In the mountains, or during any active (outdoor) sport, there are a few rules applicable. Most of them aren’t carved in stone, most of them are common sense. For your own safety, the safety of others and preservation of nature, environment and fun. Not just your fun – fun of others too.

  1. When in doubt about the weather conditions: don’t head for the mountaints. Make sure you are familiair with your local weather forecast, ask locals and be prepared if things turn out to be not as expected.
  2. When in doubt about your own physical abilities or the condition of others: don’t go. Overestimation of your own abilities is a familiar phenomenon.
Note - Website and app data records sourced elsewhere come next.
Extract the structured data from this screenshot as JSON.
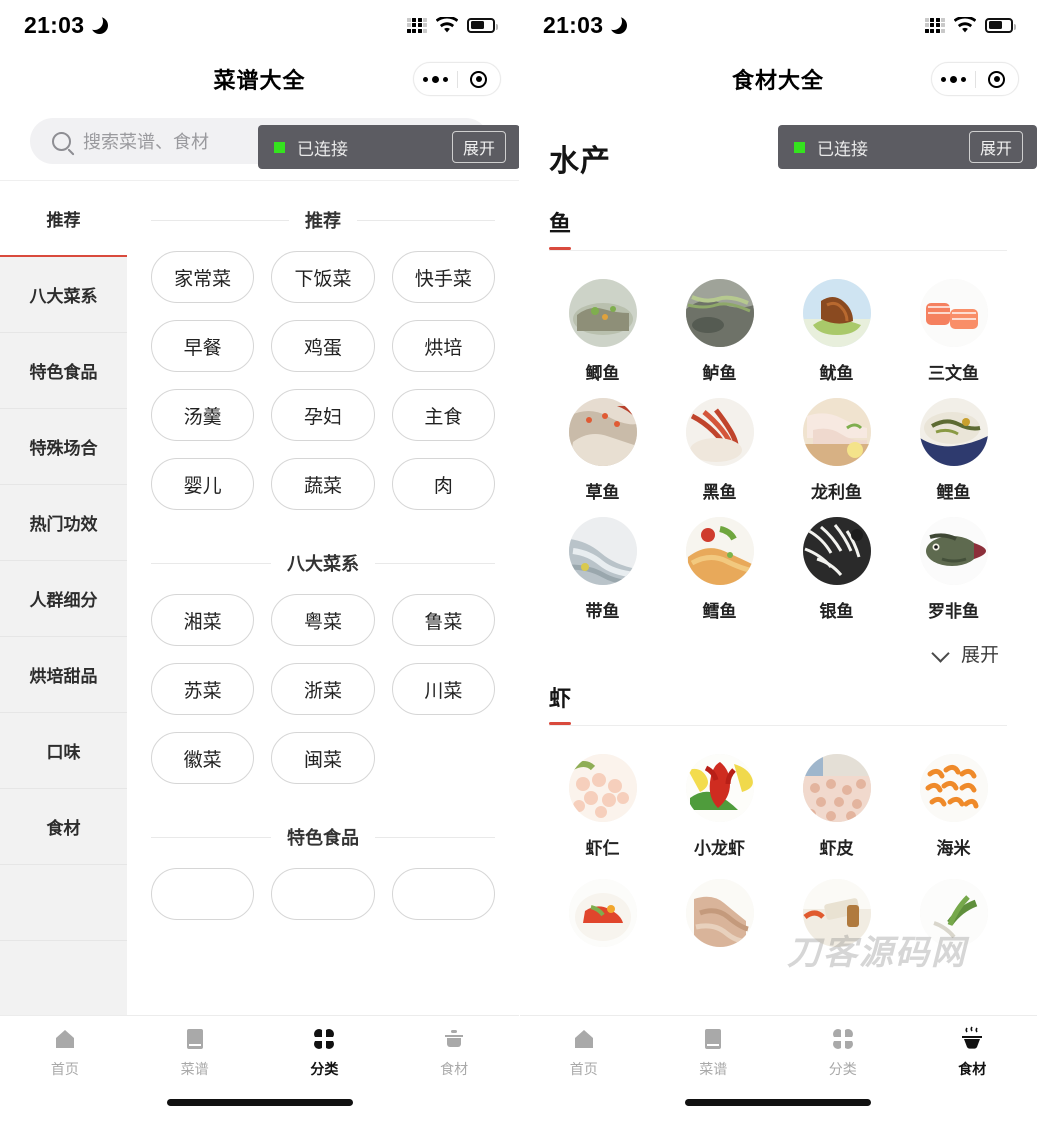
{
  "status_bar": {
    "time": "21:03",
    "dnd_icon": "crescent-moon-icon",
    "signal_icon": "signal-dots-icon",
    "wifi_icon": "wifi-icon",
    "battery_icon": "battery-icon",
    "battery_level": 55
  },
  "colors": {
    "accent_red": "#d94a3d",
    "toast_bg": "#5c5c62",
    "toast_dot_green": "#34e31e",
    "sidebar_bg": "#f2f2f2",
    "search_bg": "#f1f1f3",
    "active_text": "#111111",
    "inactive_text": "#a9a9a9"
  },
  "toast": {
    "label": "已连接",
    "button": "展开",
    "dot": "status-dot-green"
  },
  "left": {
    "nav_title": "菜谱大全",
    "capsule": {
      "more_icon": "more-dots-icon",
      "target_icon": "target-circle-icon"
    },
    "search": {
      "placeholder": "搜索菜谱、食材",
      "icon": "search-icon",
      "value": ""
    },
    "sidebar": [
      {
        "label": "推荐",
        "active": true
      },
      {
        "label": "八大菜系",
        "active": false
      },
      {
        "label": "特色食品",
        "active": false
      },
      {
        "label": "特殊场合",
        "active": false
      },
      {
        "label": "热门功效",
        "active": false
      },
      {
        "label": "人群细分",
        "active": false
      },
      {
        "label": "烘培甜品",
        "active": false
      },
      {
        "label": "口味",
        "active": false
      },
      {
        "label": "食材",
        "active": false
      }
    ],
    "sections": [
      {
        "title": "推荐",
        "chips": [
          "家常菜",
          "下饭菜",
          "快手菜",
          "早餐",
          "鸡蛋",
          "烘培",
          "汤羹",
          "孕妇",
          "主食",
          "婴儿",
          "蔬菜",
          "肉"
        ]
      },
      {
        "title": "八大菜系",
        "chips": [
          "湘菜",
          "粤菜",
          "鲁菜",
          "苏菜",
          "浙菜",
          "川菜",
          "徽菜",
          "闽菜"
        ]
      },
      {
        "title": "特色食品",
        "chips": [
          "",
          "",
          ""
        ]
      }
    ],
    "tabbar": [
      {
        "label": "首页",
        "icon": "home-icon",
        "active": false
      },
      {
        "label": "菜谱",
        "icon": "book-icon",
        "active": false
      },
      {
        "label": "分类",
        "icon": "grid-clover-icon",
        "active": true
      },
      {
        "label": "食材",
        "icon": "pot-icon",
        "active": false
      }
    ]
  },
  "right": {
    "nav_title": "食材大全",
    "capsule": {
      "more_icon": "more-dots-icon",
      "target_icon": "target-circle-icon"
    },
    "page_title": "水产",
    "groups": [
      {
        "name": "鱼",
        "items": [
          {
            "label": "鲫鱼",
            "img": "crucian-carp-thumb"
          },
          {
            "label": "鲈鱼",
            "img": "perch-thumb"
          },
          {
            "label": "鱿鱼",
            "img": "squid-thumb"
          },
          {
            "label": "三文鱼",
            "img": "salmon-thumb"
          },
          {
            "label": "草鱼",
            "img": "grass-carp-thumb"
          },
          {
            "label": "黑鱼",
            "img": "snakehead-thumb"
          },
          {
            "label": "龙利鱼",
            "img": "sole-fish-thumb"
          },
          {
            "label": "鲤鱼",
            "img": "carp-thumb"
          },
          {
            "label": "带鱼",
            "img": "ribbonfish-thumb"
          },
          {
            "label": "鳕鱼",
            "img": "cod-thumb"
          },
          {
            "label": "银鱼",
            "img": "whitebait-thumb"
          },
          {
            "label": "罗非鱼",
            "img": "tilapia-thumb"
          }
        ],
        "expand": {
          "label": "展开",
          "icon": "chevron-down-icon"
        }
      },
      {
        "name": "虾",
        "items": [
          {
            "label": "虾仁",
            "img": "shrimp-meat-thumb"
          },
          {
            "label": "小龙虾",
            "img": "crayfish-thumb"
          },
          {
            "label": "虾皮",
            "img": "dried-shrimp-thumb"
          },
          {
            "label": "海米",
            "img": "sea-shrimp-thumb"
          }
        ],
        "partial_row": [
          "spicy-dish-thumb",
          "prawn-thumb",
          "cut-board-thumb",
          "green-leaf-thumb"
        ]
      }
    ],
    "watermark": "刀客源码网",
    "tabbar": [
      {
        "label": "首页",
        "icon": "home-icon",
        "active": false
      },
      {
        "label": "菜谱",
        "icon": "book-icon",
        "active": false
      },
      {
        "label": "分类",
        "icon": "grid-clover-icon",
        "active": false
      },
      {
        "label": "食材",
        "icon": "bowl-steam-icon",
        "active": true
      }
    ]
  }
}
A route on the map often looks shorter than reality is: the map is 2D, the mountains very much 3D. Bear in mind that 1km on a 45° slope is 2km long! And, on the most commonly used maps, not all bends and twists are annotated…
  3. Get yourself familiar with some basic knowledge of meteorology. It’s good to be able to not overreact to the circumstances. It’s better yet to be able to not freeze (literally) when the adverse weather strikes. Signs are in the skies – most of the times.
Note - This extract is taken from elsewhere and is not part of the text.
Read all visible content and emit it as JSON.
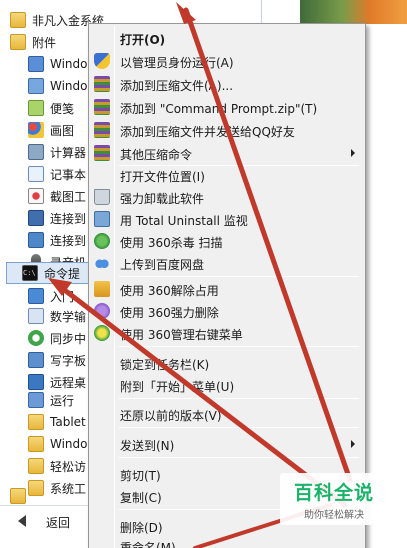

  4. Check the circumstances with locals. Local guides, shepherds or village dewellers know much better than you or your map if there has been some recent avalanche or land slides, if certain bridges are washed out or cabins damaged and not staffed!
  5. Make sure your equipment is complete. This doesn’t mean that you need to carry with you everything that you can think of. But do make sure you’ve got the bare minimum: warm clothing, a small blanket, a whistle, first-aid kit and a map. Yes, a map on paper. And obviously: make sure that you know how to read it, too!
  6. Know your way. Prepare! Be aware of local huts and villages, route splits, junctions etc. This will help when it gets foggy, or to keep motivation high when the rain sets in. It also allows you to enjoy the surroundings much better: after all, you don’t need to stop every 10 minutes to get your bearings!
  7. If the fog sets in really fast and becomes to thick to navigate: stay put. You could become disoriented and get lost. The only thing worse than fog in the mountains is lightning.
  8. In doubt? Get back. It’s not a disgrace to turn around. Better to be part of making new memories than becoming a memory to others.
  9. Keep the surroundings clean and the noise level civilized. Others want to enjoy the surroundings like you do. And please, if you want to listen to music: ear plugs are the thing to use. Not speakers. Just as much: don’t yell to one another. Just wait until the other party can hear you from a smaller distance. Unless it’s an emergency, obviously.
  10. Get enough food and drinks for along the road. Food is something you could take a gamle on. Your body has plenty reserves. Water is much more dangerous. Especially in area’s which are too low to have perennial snow or glaciers, but where the hike is still far above the tree line.

Laat een reactie achter